Is DRBD the only viable block replication solution for Linux?

Solution 1:

Yes, DRBD is the only replicated block device out there that can handle concurrent writes. If you plan to put a filesystem on top, it obviously needs to handle multiple writers as well, like GFS(2) and OCFS(2) do.

Please note that if you can afford higher levels of abstraction for redundancy, you'll likely be much, much happier with file-level semantics, so you should really think twice before going with block-level semantics. If you can't use higher levels of abstractions, but have money to throw at the problem, you can achieve significantly better performance with a good SAN.

But you probably know that already.

Solution 2:

Well, there's also MARS (Light). According to the documentation this widely used at German provider 1&1

Solution 3:

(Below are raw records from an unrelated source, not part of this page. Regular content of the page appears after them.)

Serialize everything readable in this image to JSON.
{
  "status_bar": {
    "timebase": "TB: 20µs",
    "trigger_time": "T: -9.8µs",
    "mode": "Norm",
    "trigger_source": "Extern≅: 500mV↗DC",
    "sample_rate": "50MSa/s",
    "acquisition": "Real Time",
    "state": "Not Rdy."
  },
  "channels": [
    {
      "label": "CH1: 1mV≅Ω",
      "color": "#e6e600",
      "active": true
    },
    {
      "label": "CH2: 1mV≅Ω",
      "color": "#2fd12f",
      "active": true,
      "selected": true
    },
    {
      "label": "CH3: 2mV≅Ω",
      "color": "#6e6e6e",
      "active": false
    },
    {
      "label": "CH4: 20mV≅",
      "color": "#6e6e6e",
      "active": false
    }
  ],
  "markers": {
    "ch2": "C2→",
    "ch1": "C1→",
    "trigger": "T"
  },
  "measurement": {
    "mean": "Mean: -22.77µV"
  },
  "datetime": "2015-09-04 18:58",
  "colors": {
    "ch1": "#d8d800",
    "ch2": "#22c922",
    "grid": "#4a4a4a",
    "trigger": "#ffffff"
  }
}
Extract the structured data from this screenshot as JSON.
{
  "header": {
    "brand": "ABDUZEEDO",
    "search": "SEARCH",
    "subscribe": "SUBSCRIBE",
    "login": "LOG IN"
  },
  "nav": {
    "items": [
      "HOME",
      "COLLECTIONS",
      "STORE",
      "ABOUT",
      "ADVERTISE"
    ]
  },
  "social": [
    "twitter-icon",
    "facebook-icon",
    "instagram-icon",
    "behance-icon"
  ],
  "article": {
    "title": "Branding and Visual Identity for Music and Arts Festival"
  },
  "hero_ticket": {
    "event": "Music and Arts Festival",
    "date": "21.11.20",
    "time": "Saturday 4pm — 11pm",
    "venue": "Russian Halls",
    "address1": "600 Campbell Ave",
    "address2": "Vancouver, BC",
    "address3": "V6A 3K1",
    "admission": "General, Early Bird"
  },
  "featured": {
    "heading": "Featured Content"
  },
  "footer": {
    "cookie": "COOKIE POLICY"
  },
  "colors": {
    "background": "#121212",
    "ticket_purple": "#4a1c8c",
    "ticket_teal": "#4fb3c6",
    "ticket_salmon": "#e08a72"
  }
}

You could set up a RAID set using iSCSI devices but I'd be wary of doing this with asymmetric storage devices (which in the case of remote storage includes the network) - OTOH DRBD is explicitly designed to support such usage.

Is there a reason you don't like DRBD?

Have I failed in my research

If you think that GFS is a replicating cluster filesystem, then I'm afraid so.